Here’s something we thought we’d never say: Drink for cheap at P.O.V. Lounge. The W Hotel’s swanky rooftop, home to fantastic White House views and $15 drinks, is putting on its first P.O.V. Live concert this Friday—for free. The band is Austin-based the Eastern Sea, who’ve played festivals like SXSW and New York’s CMJ, and specials during the event include $5 Heinekens and $8 Rock & Rye and Summer Sangria cocktails.
To attend, RSVP to firstname.lastname@example.org. Doors open at 8, but you should probably get in line early.
A Grace Potter and the Nocturnals concert is memorable thanks equally to their rootsy rock tunes and the seemingly indefatigable energy of Potter, its charismatic frontwoman. We talked with Potter, whose band comes to Wolf Trap August 15.

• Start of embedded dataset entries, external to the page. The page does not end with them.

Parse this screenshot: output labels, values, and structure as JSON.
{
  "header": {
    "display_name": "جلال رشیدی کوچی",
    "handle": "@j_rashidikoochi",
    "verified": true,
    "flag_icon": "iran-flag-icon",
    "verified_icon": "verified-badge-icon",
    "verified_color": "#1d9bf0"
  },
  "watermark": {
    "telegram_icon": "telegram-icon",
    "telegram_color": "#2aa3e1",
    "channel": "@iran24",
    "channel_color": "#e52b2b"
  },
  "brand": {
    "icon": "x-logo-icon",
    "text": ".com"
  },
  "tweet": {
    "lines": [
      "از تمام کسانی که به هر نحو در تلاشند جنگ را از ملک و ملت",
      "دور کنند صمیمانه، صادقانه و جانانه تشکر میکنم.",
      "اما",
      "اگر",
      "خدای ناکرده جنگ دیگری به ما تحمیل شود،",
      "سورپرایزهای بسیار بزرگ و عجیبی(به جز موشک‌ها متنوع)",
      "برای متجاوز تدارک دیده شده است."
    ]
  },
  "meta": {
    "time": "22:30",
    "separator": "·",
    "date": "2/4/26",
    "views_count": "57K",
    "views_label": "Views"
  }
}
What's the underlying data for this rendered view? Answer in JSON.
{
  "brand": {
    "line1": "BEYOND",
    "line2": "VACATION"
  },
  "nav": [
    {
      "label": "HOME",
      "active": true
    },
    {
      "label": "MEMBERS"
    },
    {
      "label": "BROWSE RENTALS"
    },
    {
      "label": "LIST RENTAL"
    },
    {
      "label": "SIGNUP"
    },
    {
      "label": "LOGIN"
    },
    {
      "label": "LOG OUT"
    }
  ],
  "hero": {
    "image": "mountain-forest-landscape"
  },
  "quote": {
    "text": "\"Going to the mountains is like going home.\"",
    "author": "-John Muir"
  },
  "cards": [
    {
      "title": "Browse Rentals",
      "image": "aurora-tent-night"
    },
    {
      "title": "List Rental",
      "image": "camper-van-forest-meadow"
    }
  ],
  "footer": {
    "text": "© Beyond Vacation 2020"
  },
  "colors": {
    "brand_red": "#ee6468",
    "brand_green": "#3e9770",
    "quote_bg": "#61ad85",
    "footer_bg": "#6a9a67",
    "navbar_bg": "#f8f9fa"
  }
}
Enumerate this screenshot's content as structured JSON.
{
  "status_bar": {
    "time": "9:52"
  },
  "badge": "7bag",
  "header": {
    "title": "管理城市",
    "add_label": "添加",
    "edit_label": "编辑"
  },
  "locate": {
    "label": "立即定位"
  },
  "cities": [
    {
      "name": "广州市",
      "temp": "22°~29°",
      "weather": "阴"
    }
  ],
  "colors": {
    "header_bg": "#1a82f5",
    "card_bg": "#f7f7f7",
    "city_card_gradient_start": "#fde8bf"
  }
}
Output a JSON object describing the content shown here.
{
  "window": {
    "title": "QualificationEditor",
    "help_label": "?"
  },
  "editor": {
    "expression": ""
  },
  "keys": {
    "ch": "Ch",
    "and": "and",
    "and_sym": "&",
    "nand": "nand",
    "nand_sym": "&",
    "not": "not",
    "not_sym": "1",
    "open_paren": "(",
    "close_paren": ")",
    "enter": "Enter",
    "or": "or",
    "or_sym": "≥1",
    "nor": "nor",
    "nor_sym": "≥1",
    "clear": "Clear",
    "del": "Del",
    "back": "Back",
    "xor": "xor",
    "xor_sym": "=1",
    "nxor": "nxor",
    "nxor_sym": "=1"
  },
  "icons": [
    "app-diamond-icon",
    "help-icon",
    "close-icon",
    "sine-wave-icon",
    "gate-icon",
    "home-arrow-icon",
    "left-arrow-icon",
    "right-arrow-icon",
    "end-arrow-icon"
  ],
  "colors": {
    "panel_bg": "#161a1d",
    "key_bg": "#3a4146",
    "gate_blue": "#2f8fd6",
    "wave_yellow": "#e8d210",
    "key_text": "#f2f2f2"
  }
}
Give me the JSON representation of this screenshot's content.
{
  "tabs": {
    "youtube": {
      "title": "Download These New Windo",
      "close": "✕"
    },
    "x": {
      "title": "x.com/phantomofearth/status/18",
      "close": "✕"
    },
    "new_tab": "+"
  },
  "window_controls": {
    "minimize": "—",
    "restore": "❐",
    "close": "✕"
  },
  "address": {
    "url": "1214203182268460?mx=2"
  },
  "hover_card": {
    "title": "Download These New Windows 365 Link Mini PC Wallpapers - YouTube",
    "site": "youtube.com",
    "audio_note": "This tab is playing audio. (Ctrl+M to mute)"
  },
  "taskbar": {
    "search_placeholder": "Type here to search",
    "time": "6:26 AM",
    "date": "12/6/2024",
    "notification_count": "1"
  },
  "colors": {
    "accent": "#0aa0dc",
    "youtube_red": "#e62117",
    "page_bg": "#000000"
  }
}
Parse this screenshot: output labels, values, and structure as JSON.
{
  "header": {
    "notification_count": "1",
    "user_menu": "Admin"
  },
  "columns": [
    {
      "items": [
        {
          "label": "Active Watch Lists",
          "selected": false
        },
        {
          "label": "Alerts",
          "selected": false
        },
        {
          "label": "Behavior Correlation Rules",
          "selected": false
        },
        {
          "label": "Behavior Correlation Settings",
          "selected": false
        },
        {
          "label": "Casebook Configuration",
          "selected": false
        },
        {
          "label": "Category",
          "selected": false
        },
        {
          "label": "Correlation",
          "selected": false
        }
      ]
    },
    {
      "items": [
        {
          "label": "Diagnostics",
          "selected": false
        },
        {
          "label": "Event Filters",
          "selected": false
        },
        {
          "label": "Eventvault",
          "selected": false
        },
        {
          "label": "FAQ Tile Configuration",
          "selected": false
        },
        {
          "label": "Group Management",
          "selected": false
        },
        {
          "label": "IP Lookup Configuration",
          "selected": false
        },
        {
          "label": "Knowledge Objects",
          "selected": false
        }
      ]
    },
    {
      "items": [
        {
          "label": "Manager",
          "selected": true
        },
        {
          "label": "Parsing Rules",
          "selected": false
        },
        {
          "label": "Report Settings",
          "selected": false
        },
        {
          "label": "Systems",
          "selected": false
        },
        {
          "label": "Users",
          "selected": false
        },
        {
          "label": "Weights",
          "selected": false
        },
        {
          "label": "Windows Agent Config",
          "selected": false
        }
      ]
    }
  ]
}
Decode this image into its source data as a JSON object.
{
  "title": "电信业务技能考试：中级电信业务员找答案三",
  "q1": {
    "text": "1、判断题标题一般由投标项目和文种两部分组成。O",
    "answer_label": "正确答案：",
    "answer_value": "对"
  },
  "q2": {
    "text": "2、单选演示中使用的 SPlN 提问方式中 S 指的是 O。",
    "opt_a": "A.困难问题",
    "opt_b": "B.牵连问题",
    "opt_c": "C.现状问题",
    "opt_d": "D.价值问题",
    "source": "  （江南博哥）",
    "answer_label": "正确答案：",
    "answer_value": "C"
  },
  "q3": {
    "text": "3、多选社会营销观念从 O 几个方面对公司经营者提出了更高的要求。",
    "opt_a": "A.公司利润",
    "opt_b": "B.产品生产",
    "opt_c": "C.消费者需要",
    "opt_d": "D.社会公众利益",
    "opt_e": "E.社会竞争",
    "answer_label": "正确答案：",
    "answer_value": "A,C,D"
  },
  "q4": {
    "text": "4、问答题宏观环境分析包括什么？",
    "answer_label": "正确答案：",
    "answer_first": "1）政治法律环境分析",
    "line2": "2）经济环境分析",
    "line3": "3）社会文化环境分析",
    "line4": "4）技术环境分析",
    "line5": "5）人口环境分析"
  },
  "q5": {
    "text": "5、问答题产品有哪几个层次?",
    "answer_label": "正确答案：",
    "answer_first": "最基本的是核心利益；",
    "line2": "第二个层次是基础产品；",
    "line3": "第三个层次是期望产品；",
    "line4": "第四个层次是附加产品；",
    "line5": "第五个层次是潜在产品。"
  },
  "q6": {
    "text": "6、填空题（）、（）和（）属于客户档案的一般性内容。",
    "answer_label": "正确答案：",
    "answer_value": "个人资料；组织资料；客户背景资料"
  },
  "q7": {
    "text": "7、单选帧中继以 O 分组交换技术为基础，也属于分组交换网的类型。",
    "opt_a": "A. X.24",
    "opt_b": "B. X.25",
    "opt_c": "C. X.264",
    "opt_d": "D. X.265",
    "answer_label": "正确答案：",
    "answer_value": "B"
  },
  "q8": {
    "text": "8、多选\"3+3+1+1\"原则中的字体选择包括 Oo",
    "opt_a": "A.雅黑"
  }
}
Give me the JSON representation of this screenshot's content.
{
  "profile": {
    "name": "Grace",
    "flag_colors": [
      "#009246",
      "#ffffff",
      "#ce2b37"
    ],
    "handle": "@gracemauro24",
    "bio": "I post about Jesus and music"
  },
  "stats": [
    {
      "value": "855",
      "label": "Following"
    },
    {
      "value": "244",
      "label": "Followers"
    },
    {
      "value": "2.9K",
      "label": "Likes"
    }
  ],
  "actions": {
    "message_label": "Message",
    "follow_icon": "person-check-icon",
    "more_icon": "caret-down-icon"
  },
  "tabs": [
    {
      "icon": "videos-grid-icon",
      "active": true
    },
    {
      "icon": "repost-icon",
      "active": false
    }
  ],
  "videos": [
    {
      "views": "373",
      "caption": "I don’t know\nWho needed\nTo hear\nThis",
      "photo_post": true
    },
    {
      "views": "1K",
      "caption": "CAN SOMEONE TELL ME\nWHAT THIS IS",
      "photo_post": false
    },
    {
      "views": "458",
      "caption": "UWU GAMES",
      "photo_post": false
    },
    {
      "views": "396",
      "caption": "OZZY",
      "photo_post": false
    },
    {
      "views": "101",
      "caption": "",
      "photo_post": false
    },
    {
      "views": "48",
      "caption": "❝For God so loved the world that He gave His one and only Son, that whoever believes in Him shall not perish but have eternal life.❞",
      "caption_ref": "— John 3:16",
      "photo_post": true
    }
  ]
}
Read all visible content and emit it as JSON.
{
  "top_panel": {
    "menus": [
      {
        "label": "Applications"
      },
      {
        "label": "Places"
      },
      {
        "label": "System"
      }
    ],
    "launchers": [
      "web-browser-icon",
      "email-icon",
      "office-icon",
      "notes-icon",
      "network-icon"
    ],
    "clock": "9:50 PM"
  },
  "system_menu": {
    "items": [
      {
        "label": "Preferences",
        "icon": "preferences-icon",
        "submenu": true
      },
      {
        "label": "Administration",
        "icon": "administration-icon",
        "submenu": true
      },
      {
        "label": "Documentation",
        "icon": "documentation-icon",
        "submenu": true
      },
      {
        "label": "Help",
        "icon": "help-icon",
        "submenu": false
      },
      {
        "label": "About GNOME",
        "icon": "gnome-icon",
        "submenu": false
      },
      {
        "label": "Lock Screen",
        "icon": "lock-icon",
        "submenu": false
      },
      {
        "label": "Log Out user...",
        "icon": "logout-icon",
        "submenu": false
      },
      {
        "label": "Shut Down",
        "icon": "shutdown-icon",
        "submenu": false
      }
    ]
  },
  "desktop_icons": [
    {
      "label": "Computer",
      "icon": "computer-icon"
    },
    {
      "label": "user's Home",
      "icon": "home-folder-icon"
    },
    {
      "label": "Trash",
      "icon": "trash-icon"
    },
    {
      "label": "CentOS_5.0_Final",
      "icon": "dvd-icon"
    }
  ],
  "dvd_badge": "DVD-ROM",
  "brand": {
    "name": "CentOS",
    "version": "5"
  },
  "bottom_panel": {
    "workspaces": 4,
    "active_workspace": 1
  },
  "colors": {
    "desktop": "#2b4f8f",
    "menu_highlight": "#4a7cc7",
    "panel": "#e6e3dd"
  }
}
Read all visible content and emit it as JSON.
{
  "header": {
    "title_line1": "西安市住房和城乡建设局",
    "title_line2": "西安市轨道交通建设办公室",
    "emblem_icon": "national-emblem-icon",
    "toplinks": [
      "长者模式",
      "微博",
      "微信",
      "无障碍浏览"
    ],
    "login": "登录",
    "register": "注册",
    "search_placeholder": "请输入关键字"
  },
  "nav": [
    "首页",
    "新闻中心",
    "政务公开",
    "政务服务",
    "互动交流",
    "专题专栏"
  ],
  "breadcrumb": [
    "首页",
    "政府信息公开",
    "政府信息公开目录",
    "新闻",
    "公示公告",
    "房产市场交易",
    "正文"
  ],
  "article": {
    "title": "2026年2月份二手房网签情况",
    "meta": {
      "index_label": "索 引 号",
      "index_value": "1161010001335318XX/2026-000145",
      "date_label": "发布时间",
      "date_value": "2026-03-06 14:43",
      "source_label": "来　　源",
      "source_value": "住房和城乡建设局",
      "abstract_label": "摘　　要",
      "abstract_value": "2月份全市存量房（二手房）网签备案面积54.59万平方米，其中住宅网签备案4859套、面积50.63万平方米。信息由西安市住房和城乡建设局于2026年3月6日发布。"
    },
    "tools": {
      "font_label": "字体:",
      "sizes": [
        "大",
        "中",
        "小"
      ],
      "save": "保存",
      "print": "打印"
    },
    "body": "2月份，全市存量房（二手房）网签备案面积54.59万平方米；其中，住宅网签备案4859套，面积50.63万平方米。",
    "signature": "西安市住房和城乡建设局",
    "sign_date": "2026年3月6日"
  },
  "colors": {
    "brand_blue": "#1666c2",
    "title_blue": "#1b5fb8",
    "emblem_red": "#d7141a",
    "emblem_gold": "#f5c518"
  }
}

How did the Nocturnals end up with a song on the Lone Ranger soundtrack?
Disney called me, and I love [director] Gore Verbinski’s work—and of course my boy, Johnny Depp. That experience has happened before, trying to create for a movie soundtrack—for Tangled, we had an original song. The Lone Ranger was different because they wanted that old, dusty railroad sound and we’re relatively electrified. I wrote six songs for the movie, but the one that wound up on there was a Roy Acuff song called “Devil’s Train.”
It seems like you’re basically touring all summer.
It’s not nonstop, but it’s pretty close. Once we’re on the road, we have to harness that momentum, especially in the summer. People have been saving money all year for favorite bands, and the excitement grows—it’s hard to let them down and not do a summer tour. This one is particularly extensive. We’re opening for the Allman Brothers and Robert Plant [in other cities].
How do you keep from burning out?
Usually I sleep till 11:30 or noon—that whole “nocturnals” thing is not a myth. I take my time to wake up and go slow. I save my energy up for evening, and then all bets are off—I just go for it.
What are you most excited about with this tour?
It’s a relief to finally headline [on some dates]. As exciting as it is to open for people—we know how to compress what we’re capable of into 35 minutes—the thing that defines us is that every show is different. Something that’s lacking in so much live music now is they treat their show like a roller-coaster ride, where you turn the “on” button on and do the same moves over and over again. As exciting as it is to see once, if you see it six times you realize you’re getting the same show over and over. Live music is a conversation between fans and the band, and our job is to continue that conversation.
Grace Potter and the Nocturnals. August 15 at Wolf Trap. Tickets ($30 to $40) available at wolftrap.org.
In an effort to raise awareness about the importance of healthy living, Michelle Obama and her Let’s Move campaign against childhood obesity are forging an alliance with hip-hop stars to release an album. Songs for a Healthier America, featuring artists from Matisyahu to Ashanti to noted rapper Dr. Oz, will be released to schools in the New York City area at the end of September before being rolled out to other cities at a later date.
The album is a collaboration with Partnership for a Healthier America and Hip Hop Public Health, a New York initiative that uses music to connect with kids on the subject of health. While it’s easy to raise an eyebrow at the idea of hip-hop stars promoting healthy lifestyles, White House assistant chef Sam Kass told MTV News that the album attempts to reach out to kids “in a way that’s not preachy.”
The record’s track list is below, and you can see the video for the first single, featuring Doug E. Fresh, Jordin Sparks, and FLOTUS herself at the top of the post.